## PROBLEM DESCRIPTION
Skip the pictures and copy all the data that follows exactly.

- - - - - - -

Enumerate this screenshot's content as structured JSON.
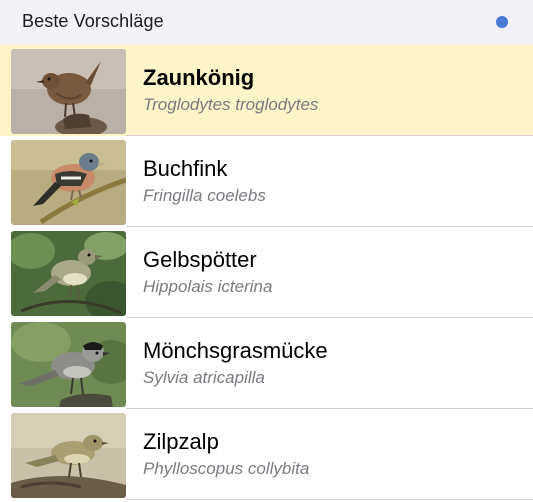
{
  "section": {
    "title": "Beste Vorschläge",
    "indicator_color": "#4a78d6"
  },
  "birds": [
    {
      "name": "Zaunkönig",
      "latin": "Troglodytes troglodytes",
      "icon": "wren-photo",
      "selected": true
    },
    {
      "name": "Buchfink",
      "latin": "Fringilla coelebs",
      "icon": "chaffinch-photo",
      "selected": false
    },
    {
      "name": "Gelbspötter",
      "latin": "Hippolais icterina",
      "icon": "icterine-warbler-photo",
      "selected": false
    },
    {
      "name": "Mönchsgrasmücke",
      "latin": "Sylvia atricapilla",
      "icon": "blackcap-photo",
      "selected": false
    },
    {
      "name": "Zilpzalp",
      "latin": "Phylloscopus collybita",
      "icon": "chiffchaff-photo",
      "selected": false
    }
  ],
  "colors": {
    "selected_row": "#fdf4c7",
    "header_bg": "#f2f2f7",
    "latin_text": "#7a7a80"
  }
}
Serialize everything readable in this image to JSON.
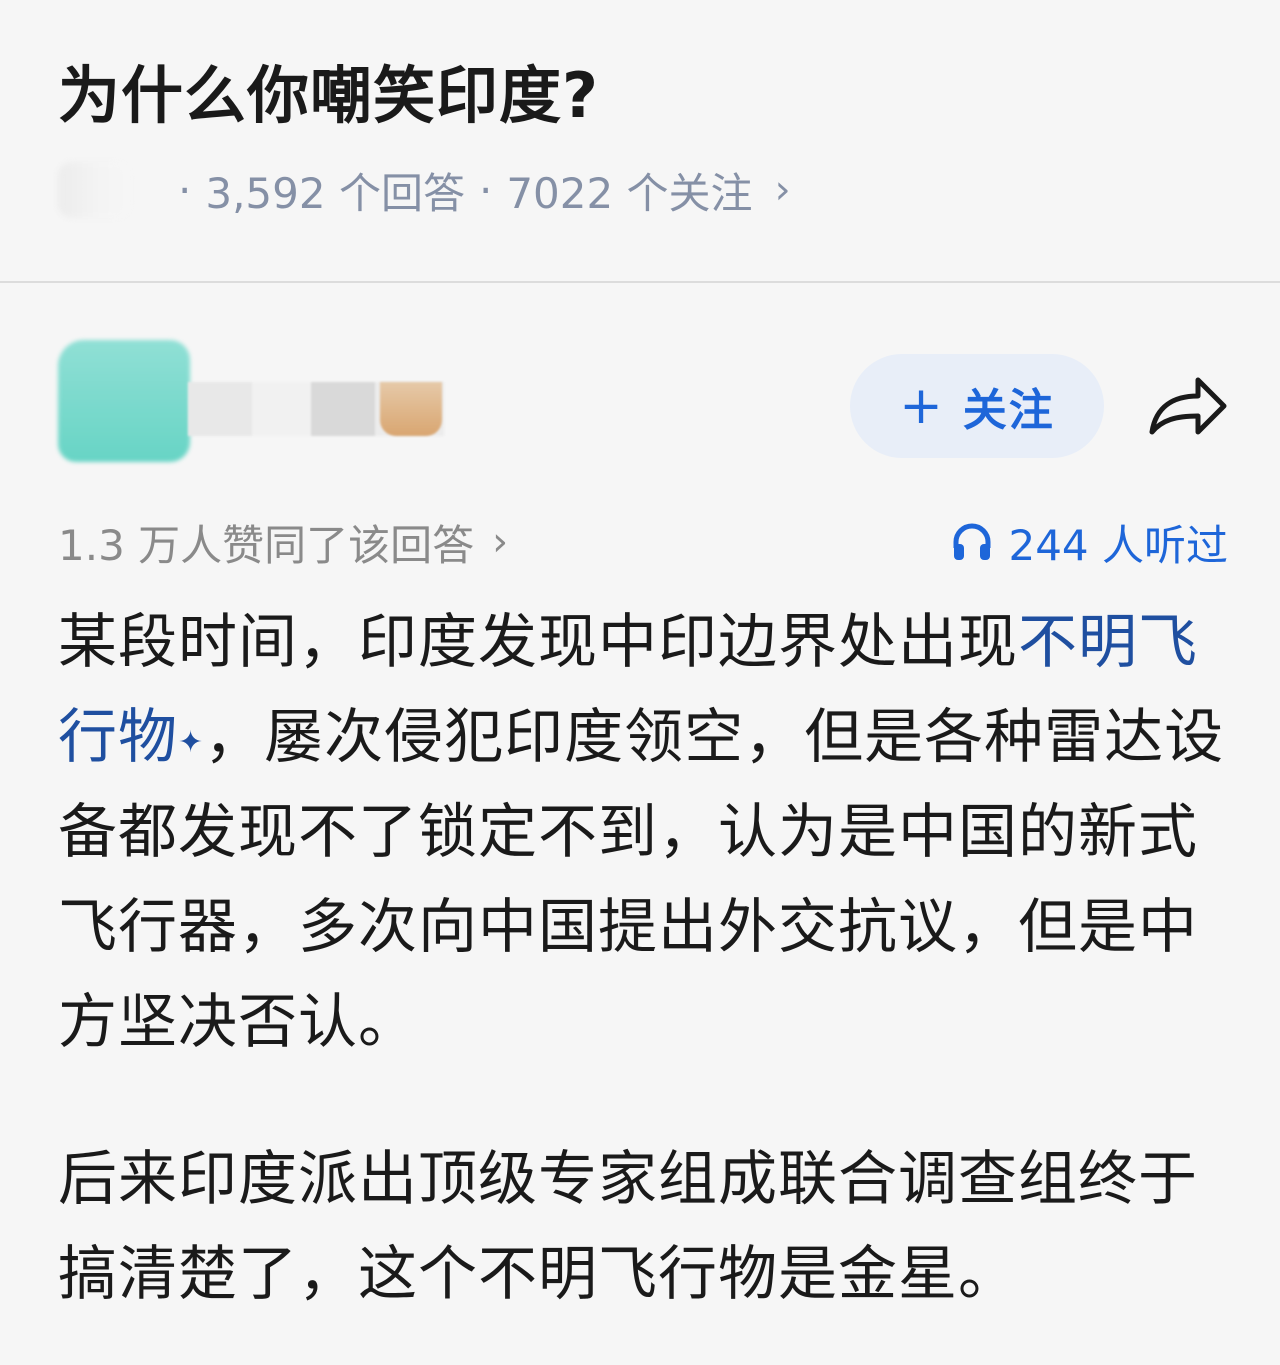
{
  "question": {
    "title": "为什么你嘲笑印度?",
    "answer_count": "3,592 个回答",
    "follower_count": "7022 个关注",
    "separator": "·"
  },
  "author": {
    "follow_label": "关注",
    "follow_prefix": "+"
  },
  "stats": {
    "agree_text": "1.3 万人赞同了该回答",
    "listen_text": "244 人听过"
  },
  "answer": {
    "p1_before_link": "某段时间，印度发现中印边界处出现",
    "p1_link": "不明飞行物",
    "p1_link_mark": "✦",
    "p1_after_link": "，屡次侵犯印度领空，但是各种雷达设备都发现不了锁定不到，认为是中国的新式飞行器，多次向中国提出外交抗议，但是中方坚决否认。",
    "p2": "后来印度派出顶级专家组成联合调查组终于搞清楚了，这个不明飞行物是金星。"
  },
  "colors": {
    "accent": "#1e66d9",
    "link": "#1f4fa0",
    "meta": "#8590a6"
  }
}
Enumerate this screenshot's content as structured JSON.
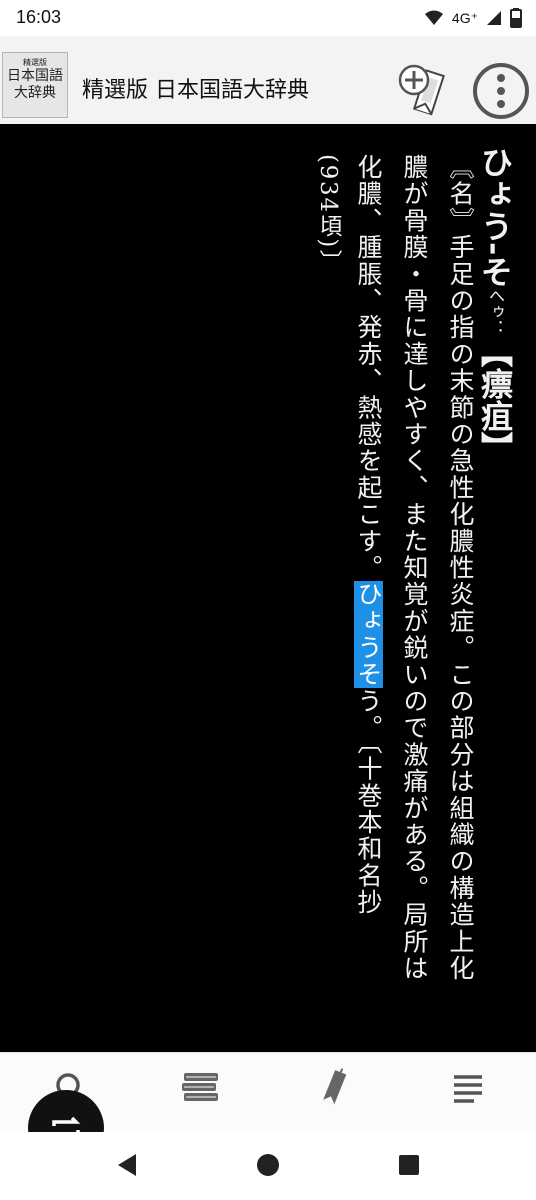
{
  "status_bar": {
    "time": "16:03",
    "network": "4G⁺"
  },
  "app": {
    "title": "精選版 日本国語大辞典",
    "logo_line1": "精選版",
    "logo_line2": "日本国語",
    "logo_line3": "大辞典"
  },
  "entry": {
    "headword": "ひょう-そ",
    "reading": "へゥ：",
    "kanji": "【瘭疽】",
    "col1_before": "〘名〙手足の指の末節の急性化膿性炎症。この部分は組織の構造上化",
    "col2": "膿が骨膜・骨に達しやすく、また知覚が鋭いので激痛がある。局所は",
    "col3_before": "化膿、腫脹、発赤、熱感を起こす。",
    "col3_highlight": "ひょうそ",
    "col3_after": "う。〔十巻本和名抄",
    "col4": "(934頃)〕"
  },
  "icons": {
    "bookmark_add": "bookmark-add-icon",
    "more": "more-vert-icon",
    "search": "search-icon",
    "books": "books-icon",
    "bookmark": "bookmark-icon",
    "menu": "menu-icon",
    "swap": "swap-icon"
  },
  "colors": {
    "highlight": "#1e90e6",
    "background": "#000000"
  }
}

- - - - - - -

## SOLUTION FOR THIS EXERCISE
Enumerate this screenshot's content as structured JSON.
{
  "section": {
    "title": "Beste Vorschläge",
    "indicator_color": "#4a78d6"
  },
  "birds": [
    {
      "name": "Zaunkönig",
      "latin": "Troglodytes troglodytes",
      "icon": "wren-photo",
      "selected": true
    },
    {
      "name": "Buchfink",
      "latin": "Fringilla coelebs",
      "icon": "chaffinch-photo",
      "selected": false
    },
    {
      "name": "Gelbspötter",
      "latin": "Hippolais icterina",
      "icon": "icterine-warbler-photo",
      "selected": false
    },
    {
      "name": "Mönchsgrasmücke",
      "latin": "Sylvia atricapilla",
      "icon": "blackcap-photo",
      "selected": false
    },
    {
      "name": "Zilpzalp",
      "latin": "Phylloscopus collybita",
      "icon": "chiffchaff-photo",
      "selected": false
    }
  ],
  "colors": {
    "selected_row": "#fdf4c7",
    "header_bg": "#f2f2f7",
    "latin_text": "#7a7a80"
  }
}
Serialize everything readable in this image to JSON.
{
  "question": {
    "title": "为什么你嘲笑印度?",
    "answer_count": "3,592 个回答",
    "follower_count": "7022 个关注",
    "separator": "·"
  },
  "author": {
    "follow_label": "关注",
    "follow_prefix": "+"
  },
  "stats": {
    "agree_text": "1.3 万人赞同了该回答",
    "listen_text": "244 人听过"
  },
  "answer": {
    "p1_before_link": "某段时间，印度发现中印边界处出现",
    "p1_link": "不明飞行物",
    "p1_link_mark": "✦",
    "p1_after_link": "，屡次侵犯印度领空，但是各种雷达设备都发现不了锁定不到，认为是中国的新式飞行器，多次向中国提出外交抗议，但是中方坚决否认。",
    "p2": "后来印度派出顶级专家组成联合调查组终于搞清楚了，这个不明飞行物是金星。"
  },
  "colors": {
    "accent": "#1e66d9",
    "link": "#1f4fa0",
    "meta": "#8590a6"
  }
}
Enumerate this screenshot's content as structured JSON.
{
  "status_bar": {
    "time": "16:03",
    "network": "4G⁺"
  },
  "app": {
    "title": "精選版 日本国語大辞典",
    "logo_line1": "精選版",
    "logo_line2": "日本国語",
    "logo_line3": "大辞典"
  },
  "entry": {
    "headword": "ひょう-そ",
    "reading": "へゥ：",
    "kanji": "【瘭疽】",
    "col1_before": "〘名〙手足の指の末節の急性化膿性炎症。この部分は組織の構造上化",
    "col2": "膿が骨膜・骨に達しやすく、また知覚が鋭いので激痛がある。局所は",
    "col3_before": "化膿、腫脹、発赤、熱感を起こす。",
    "col3_highlight": "ひょうそ",
    "col3_after": "う。〔十巻本和名抄",
    "col4": "(934頃)〕"
  },
  "icons": {
    "bookmark_add": "bookmark-add-icon",
    "more": "more-vert-icon",
    "search": "search-icon",
    "books": "books-icon",
    "bookmark": "bookmark-icon",
    "menu": "menu-icon",
    "swap": "swap-icon"
  },
  "colors": {
    "highlight": "#1e90e6",
    "background": "#000000"
  }
}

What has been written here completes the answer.